by Isaac Watts
’Tis the voice of the Sluggard: I heard him complain,
“You have wak’d me too soon, I must slumber again;”
As the door on its hinges, so he on his bed,
Turns his sides, and his shoulders, and his heavy head.
“A little more sleep, a little more slumber,”
Thus he wastes half his days and his hours without number;
And when he gets up he sits folding his hands,
Or walks about saunt’ring, or trifling he stands.
I pass’d by his garden, and saw the wild brier,
The thorn and the thistle, grow broader and higher.
The clothes that hang on him are turning to rags:
And his money still wastes, till he starves or he begs.
I made him a visit still hoping to find
He had took better care for improving his mind:
He told me his dreams, talk’d of eating and drinking;
But he scarce reads his Bible, and never loves thinking.
Said I then to my heart, “Here’s lesson for me;
That man’s but a picture of what I might be:

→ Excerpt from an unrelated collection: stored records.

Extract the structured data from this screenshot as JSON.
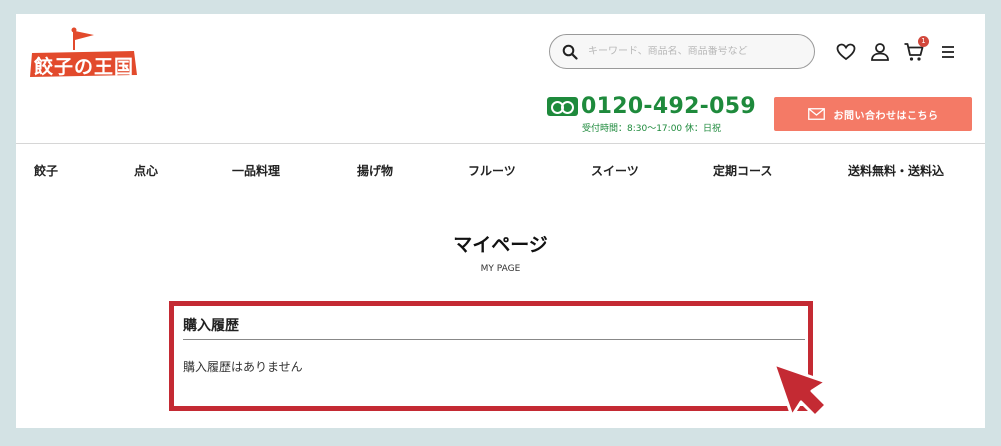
{
  "brand": {
    "logo_text": "餃子の王国",
    "accent": "#e24a2c"
  },
  "header": {
    "search": {
      "placeholder": "キーワード、商品名、商品番号など",
      "icon": "search-icon"
    },
    "icons": [
      "heart-icon",
      "user-icon",
      "cart-icon",
      "menu-icon"
    ],
    "cart_count": "1",
    "phone": {
      "number": "0120-492-059",
      "hours": "受付時間：8:30〜17:00 休：日祝",
      "color": "#1e8a3c"
    },
    "contact_button": {
      "label": "お問い合わせはこちら",
      "color": "#f47a66"
    }
  },
  "nav": {
    "items": [
      {
        "label": "餃子"
      },
      {
        "label": "点心"
      },
      {
        "label": "一品料理"
      },
      {
        "label": "揚げ物"
      },
      {
        "label": "フルーツ"
      },
      {
        "label": "スイーツ"
      },
      {
        "label": "定期コース"
      },
      {
        "label": "送料無料・送料込"
      }
    ]
  },
  "main": {
    "title": "マイページ",
    "subtitle": "MY PAGE",
    "history": {
      "heading": "購入履歴",
      "empty_message": "購入履歴はありません",
      "highlight_color": "#c42a33"
    }
  }
}
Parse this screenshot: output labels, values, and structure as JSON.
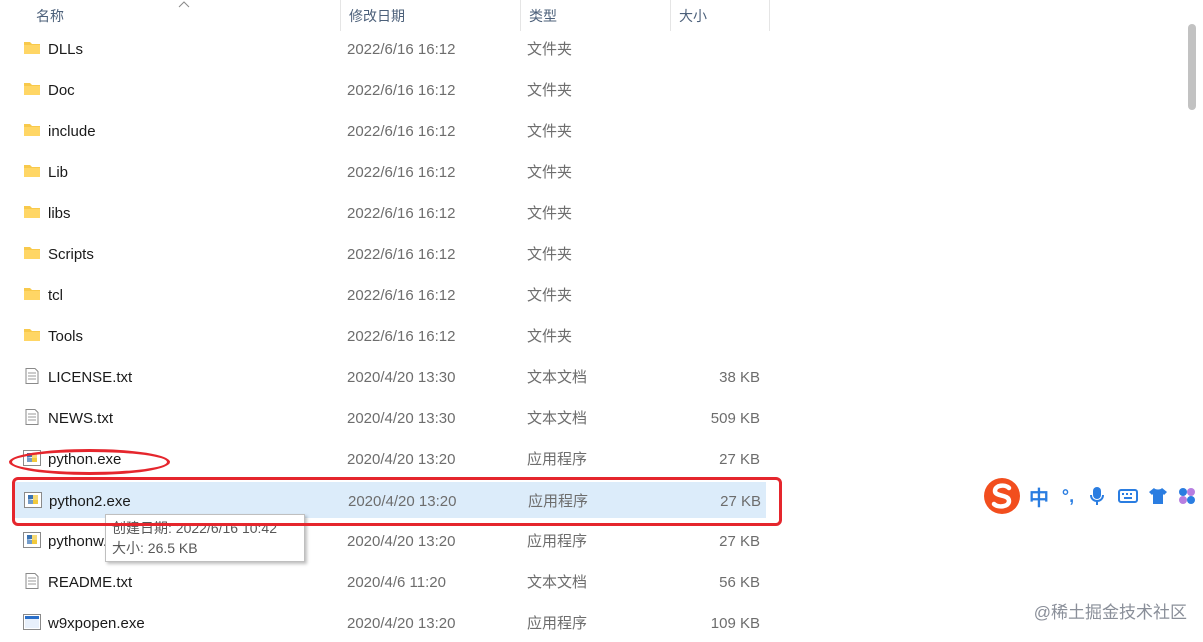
{
  "headers": {
    "name": "名称",
    "date": "修改日期",
    "type": "类型",
    "size": "大小"
  },
  "files": [
    {
      "name": "DLLs",
      "date": "2022/6/16 16:12",
      "type": "文件夹",
      "size": "",
      "icon": "folder-icon"
    },
    {
      "name": "Doc",
      "date": "2022/6/16 16:12",
      "type": "文件夹",
      "size": "",
      "icon": "folder-icon"
    },
    {
      "name": "include",
      "date": "2022/6/16 16:12",
      "type": "文件夹",
      "size": "",
      "icon": "folder-icon"
    },
    {
      "name": "Lib",
      "date": "2022/6/16 16:12",
      "type": "文件夹",
      "size": "",
      "icon": "folder-icon"
    },
    {
      "name": "libs",
      "date": "2022/6/16 16:12",
      "type": "文件夹",
      "size": "",
      "icon": "folder-icon"
    },
    {
      "name": "Scripts",
      "date": "2022/6/16 16:12",
      "type": "文件夹",
      "size": "",
      "icon": "folder-icon"
    },
    {
      "name": "tcl",
      "date": "2022/6/16 16:12",
      "type": "文件夹",
      "size": "",
      "icon": "folder-icon"
    },
    {
      "name": "Tools",
      "date": "2022/6/16 16:12",
      "type": "文件夹",
      "size": "",
      "icon": "folder-icon"
    },
    {
      "name": "LICENSE.txt",
      "date": "2020/4/20 13:30",
      "type": "文本文档",
      "size": "38 KB",
      "icon": "text-file-icon"
    },
    {
      "name": "NEWS.txt",
      "date": "2020/4/20 13:30",
      "type": "文本文档",
      "size": "509 KB",
      "icon": "text-file-icon"
    },
    {
      "name": "python.exe",
      "date": "2020/4/20 13:20",
      "type": "应用程序",
      "size": "27 KB",
      "icon": "python-icon"
    },
    {
      "name": "python2.exe",
      "date": "2020/4/20 13:20",
      "type": "应用程序",
      "size": "27 KB",
      "icon": "python-icon"
    },
    {
      "name": "pythonw.exe",
      "date": "2020/4/20 13:20",
      "type": "应用程序",
      "size": "27 KB",
      "icon": "python-icon"
    },
    {
      "name": "README.txt",
      "date": "2020/4/6 11:20",
      "type": "文本文档",
      "size": "56 KB",
      "icon": "text-file-icon"
    },
    {
      "name": "w9xpopen.exe",
      "date": "2020/4/20 13:20",
      "type": "应用程序",
      "size": "109 KB",
      "icon": "window-app-icon"
    }
  ],
  "selected_index": 11,
  "tooltip": {
    "created": "创建日期: 2022/6/16 10:42",
    "size": "大小: 26.5 KB"
  },
  "ime": {
    "mode": "中",
    "punct": "°,"
  },
  "watermark": "@稀土掘金技术社区",
  "colors": {
    "annotation": "#e5262d",
    "selection": "#dcecfa",
    "folder": "#f8c94b",
    "ime_logo": "#f24e1e"
  }
}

But thanks to my friends for their care in my breeding,
Who taught me betimes to love working and reading.